:: What you need to do ::
Among the records, which lines include "grupos"? List them.
◆ ◆ ◆ ◆
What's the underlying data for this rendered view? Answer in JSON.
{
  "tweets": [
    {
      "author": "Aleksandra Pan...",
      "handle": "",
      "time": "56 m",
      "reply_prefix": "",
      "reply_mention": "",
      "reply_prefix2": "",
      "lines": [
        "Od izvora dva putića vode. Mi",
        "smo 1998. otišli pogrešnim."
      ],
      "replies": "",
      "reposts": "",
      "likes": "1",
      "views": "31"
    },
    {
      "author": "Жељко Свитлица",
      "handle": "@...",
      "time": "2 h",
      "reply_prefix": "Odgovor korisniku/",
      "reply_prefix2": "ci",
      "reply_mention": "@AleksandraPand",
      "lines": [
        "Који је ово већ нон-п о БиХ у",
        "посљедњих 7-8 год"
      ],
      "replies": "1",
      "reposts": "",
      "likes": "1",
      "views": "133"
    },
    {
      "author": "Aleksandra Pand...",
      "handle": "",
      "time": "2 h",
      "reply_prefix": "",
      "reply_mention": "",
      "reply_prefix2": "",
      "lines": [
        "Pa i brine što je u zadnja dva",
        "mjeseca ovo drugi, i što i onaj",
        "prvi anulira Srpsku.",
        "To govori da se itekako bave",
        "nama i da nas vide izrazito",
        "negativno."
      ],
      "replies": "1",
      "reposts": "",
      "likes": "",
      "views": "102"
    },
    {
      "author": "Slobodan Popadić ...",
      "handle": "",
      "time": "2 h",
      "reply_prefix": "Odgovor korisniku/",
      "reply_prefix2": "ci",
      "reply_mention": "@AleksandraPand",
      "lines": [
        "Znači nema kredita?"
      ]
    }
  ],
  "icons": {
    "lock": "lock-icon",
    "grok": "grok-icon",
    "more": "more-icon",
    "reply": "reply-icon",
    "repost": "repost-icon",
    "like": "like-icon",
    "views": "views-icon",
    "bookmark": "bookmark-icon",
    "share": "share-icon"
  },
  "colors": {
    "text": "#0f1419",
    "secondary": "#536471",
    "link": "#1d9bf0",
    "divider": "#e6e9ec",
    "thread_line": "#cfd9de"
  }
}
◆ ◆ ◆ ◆
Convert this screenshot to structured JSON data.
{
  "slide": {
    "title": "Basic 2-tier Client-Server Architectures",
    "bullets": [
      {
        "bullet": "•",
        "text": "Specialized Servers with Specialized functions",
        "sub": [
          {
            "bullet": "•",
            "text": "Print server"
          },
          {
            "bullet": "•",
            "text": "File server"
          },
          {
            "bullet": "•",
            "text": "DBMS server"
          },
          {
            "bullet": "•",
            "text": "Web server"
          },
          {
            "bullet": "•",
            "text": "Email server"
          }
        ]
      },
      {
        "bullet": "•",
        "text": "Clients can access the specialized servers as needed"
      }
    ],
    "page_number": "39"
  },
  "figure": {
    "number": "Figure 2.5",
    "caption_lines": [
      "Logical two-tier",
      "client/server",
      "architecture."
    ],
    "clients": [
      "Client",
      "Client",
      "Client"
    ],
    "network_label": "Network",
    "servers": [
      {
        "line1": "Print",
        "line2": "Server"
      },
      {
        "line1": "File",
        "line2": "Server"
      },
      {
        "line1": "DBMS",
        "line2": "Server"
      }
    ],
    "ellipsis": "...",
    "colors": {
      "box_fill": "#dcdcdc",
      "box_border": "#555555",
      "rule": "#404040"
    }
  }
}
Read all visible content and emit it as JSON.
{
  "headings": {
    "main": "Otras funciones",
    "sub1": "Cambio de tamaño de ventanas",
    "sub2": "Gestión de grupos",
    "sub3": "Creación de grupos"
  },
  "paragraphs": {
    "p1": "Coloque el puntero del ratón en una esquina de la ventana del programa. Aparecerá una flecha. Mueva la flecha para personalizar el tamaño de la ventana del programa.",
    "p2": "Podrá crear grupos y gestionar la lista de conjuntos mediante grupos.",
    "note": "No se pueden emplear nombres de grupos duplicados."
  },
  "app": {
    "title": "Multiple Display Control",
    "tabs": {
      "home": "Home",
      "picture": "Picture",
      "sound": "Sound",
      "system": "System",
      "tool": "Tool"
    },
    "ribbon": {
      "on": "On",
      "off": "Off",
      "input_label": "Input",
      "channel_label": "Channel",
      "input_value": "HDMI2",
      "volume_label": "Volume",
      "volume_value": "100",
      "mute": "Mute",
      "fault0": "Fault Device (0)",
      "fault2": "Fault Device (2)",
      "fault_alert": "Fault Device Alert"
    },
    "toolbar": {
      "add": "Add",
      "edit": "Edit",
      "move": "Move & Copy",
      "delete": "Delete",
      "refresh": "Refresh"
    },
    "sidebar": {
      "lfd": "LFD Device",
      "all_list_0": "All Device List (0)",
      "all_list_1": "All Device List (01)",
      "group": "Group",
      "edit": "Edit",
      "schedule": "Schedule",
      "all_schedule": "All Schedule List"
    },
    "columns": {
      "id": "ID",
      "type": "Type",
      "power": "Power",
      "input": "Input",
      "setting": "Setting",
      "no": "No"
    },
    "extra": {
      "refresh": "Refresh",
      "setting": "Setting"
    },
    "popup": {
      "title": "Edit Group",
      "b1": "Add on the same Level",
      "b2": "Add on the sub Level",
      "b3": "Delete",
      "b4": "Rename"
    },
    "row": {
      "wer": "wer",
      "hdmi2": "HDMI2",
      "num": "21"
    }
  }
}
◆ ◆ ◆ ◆
:: Response box ::
    "sub2": "Gestión de grupos",
    "sub3": "Creación de grupos"
    "p2": "Podrá crear grupos y gestionar la lista de conjuntos mediante grupos.",
    "note": "No se pueden emplear nombres de grupos duplicados."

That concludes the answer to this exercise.